What you have to do =
Print the listing once more, exactly as written.

-- Recorded data follows --

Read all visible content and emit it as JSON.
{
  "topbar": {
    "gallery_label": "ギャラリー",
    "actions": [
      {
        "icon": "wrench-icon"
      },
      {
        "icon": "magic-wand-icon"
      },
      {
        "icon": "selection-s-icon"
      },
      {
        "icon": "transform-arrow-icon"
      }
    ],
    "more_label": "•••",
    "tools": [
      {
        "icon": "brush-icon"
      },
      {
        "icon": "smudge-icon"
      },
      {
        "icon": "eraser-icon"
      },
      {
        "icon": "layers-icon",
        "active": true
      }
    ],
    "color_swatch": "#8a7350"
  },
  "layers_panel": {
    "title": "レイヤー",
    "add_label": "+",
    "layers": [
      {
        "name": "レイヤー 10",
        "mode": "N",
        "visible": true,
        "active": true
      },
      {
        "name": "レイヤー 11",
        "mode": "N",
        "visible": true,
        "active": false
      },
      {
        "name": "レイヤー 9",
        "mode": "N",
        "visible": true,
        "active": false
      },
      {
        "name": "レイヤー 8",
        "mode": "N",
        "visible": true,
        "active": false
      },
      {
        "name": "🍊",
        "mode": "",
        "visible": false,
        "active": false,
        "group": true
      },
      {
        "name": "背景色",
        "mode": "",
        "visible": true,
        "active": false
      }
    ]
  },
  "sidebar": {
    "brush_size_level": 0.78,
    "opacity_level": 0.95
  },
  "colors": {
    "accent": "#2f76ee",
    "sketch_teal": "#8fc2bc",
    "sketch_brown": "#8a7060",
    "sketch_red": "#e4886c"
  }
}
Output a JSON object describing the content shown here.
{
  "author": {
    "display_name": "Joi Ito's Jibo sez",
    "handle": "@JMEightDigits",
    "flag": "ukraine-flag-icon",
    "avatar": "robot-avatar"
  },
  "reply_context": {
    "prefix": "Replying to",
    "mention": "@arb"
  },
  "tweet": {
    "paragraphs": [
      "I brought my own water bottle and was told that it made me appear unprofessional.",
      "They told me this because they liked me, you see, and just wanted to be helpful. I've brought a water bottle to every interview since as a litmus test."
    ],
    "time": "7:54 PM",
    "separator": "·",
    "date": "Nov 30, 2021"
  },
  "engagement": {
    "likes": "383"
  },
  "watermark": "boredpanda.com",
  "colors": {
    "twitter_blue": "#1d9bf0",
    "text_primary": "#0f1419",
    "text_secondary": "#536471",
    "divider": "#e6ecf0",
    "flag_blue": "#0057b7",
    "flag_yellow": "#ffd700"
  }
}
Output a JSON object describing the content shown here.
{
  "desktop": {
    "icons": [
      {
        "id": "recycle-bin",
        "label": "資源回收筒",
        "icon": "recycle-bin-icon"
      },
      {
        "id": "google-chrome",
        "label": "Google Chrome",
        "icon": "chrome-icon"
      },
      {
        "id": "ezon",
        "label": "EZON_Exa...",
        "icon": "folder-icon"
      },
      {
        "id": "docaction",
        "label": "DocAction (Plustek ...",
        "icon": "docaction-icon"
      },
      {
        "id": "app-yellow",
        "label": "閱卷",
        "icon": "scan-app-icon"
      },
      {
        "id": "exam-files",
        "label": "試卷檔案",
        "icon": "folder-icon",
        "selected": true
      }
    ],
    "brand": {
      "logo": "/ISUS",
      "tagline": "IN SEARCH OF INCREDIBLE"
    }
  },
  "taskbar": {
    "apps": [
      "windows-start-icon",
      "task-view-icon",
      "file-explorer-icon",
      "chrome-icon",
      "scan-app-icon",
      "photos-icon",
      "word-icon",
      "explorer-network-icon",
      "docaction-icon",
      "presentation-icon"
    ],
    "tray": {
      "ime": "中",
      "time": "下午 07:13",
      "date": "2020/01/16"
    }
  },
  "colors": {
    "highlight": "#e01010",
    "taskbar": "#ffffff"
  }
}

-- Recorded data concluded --

Exercise solution =
Read all visible content and emit it as JSON.
{
  "topbar": {
    "gallery_label": "ギャラリー",
    "actions": [
      {
        "icon": "wrench-icon"
      },
      {
        "icon": "magic-wand-icon"
      },
      {
        "icon": "selection-s-icon"
      },
      {
        "icon": "transform-arrow-icon"
      }
    ],
    "more_label": "•••",
    "tools": [
      {
        "icon": "brush-icon"
      },
      {
        "icon": "smudge-icon"
      },
      {
        "icon": "eraser-icon"
      },
      {
        "icon": "layers-icon",
        "active": true
      }
    ],
    "color_swatch": "#8a7350"
  },
  "layers_panel": {
    "title": "レイヤー",
    "add_label": "+",
    "layers": [
      {
        "name": "レイヤー 10",
        "mode": "N",
        "visible": true,
        "active": true
      },
      {
        "name": "レイヤー 11",
        "mode": "N",
        "visible": true,
        "active": false
      },
      {
        "name": "レイヤー 9",
        "mode": "N",
        "visible": true,
        "active": false
      },
      {
        "name": "レイヤー 8",
        "mode": "N",
        "visible": true,
        "active": false
      },
      {
        "name": "🍊",
        "mode": "",
        "visible": false,
        "active": false,
        "group": true
      },
      {
        "name": "背景色",
        "mode": "",
        "visible": true,
        "active": false
      }
    ]
  },
  "sidebar": {
    "brush_size_level": 0.78,
    "opacity_level": 0.95
  },
  "colors": {
    "accent": "#2f76ee",
    "sketch_teal": "#8fc2bc",
    "sketch_brown": "#8a7060",
    "sketch_red": "#e4886c"
  }
}
Output a JSON object describing the content shown here.
{
  "author": {
    "display_name": "Joi Ito's Jibo sez",
    "handle": "@JMEightDigits",
    "flag": "ukraine-flag-icon",
    "avatar": "robot-avatar"
  },
  "reply_context": {
    "prefix": "Replying to",
    "mention": "@arb"
  },
  "tweet": {
    "paragraphs": [
      "I brought my own water bottle and was told that it made me appear unprofessional.",
      "They told me this because they liked me, you see, and just wanted to be helpful. I've brought a water bottle to every interview since as a litmus test."
    ],
    "time": "7:54 PM",
    "separator": "·",
    "date": "Nov 30, 2021"
  },
  "engagement": {
    "likes": "383"
  },
  "watermark": "boredpanda.com",
  "colors": {
    "twitter_blue": "#1d9bf0",
    "text_primary": "#0f1419",
    "text_secondary": "#536471",
    "divider": "#e6ecf0",
    "flag_blue": "#0057b7",
    "flag_yellow": "#ffd700"
  }
}
Output a JSON object describing the content shown here.
{
  "desktop": {
    "icons": [
      {
        "id": "recycle-bin",
        "label": "資源回收筒",
        "icon": "recycle-bin-icon"
      },
      {
        "id": "google-chrome",
        "label": "Google Chrome",
        "icon": "chrome-icon"
      },
      {
        "id": "ezon",
        "label": "EZON_Exa...",
        "icon": "folder-icon"
      },
      {
        "id": "docaction",
        "label": "DocAction (Plustek ...",
        "icon": "docaction-icon"
      },
      {
        "id": "app-yellow",
        "label": "閱卷",
        "icon": "scan-app-icon"
      },
      {
        "id": "exam-files",
        "label": "試卷檔案",
        "icon": "folder-icon",
        "selected": true
      }
    ],
    "brand": {
      "logo": "/ISUS",
      "tagline": "IN SEARCH OF INCREDIBLE"
    }
  },
  "taskbar": {
    "apps": [
      "windows-start-icon",
      "task-view-icon",
      "file-explorer-icon",
      "chrome-icon",
      "scan-app-icon",
      "photos-icon",
      "word-icon",
      "explorer-network-icon",
      "docaction-icon",
      "presentation-icon"
    ],
    "tray": {
      "ime": "中",
      "time": "下午 07:13",
      "date": "2020/01/16"
    }
  },
  "colors": {
    "highlight": "#e01010",
    "taskbar": "#ffffff"
  }
}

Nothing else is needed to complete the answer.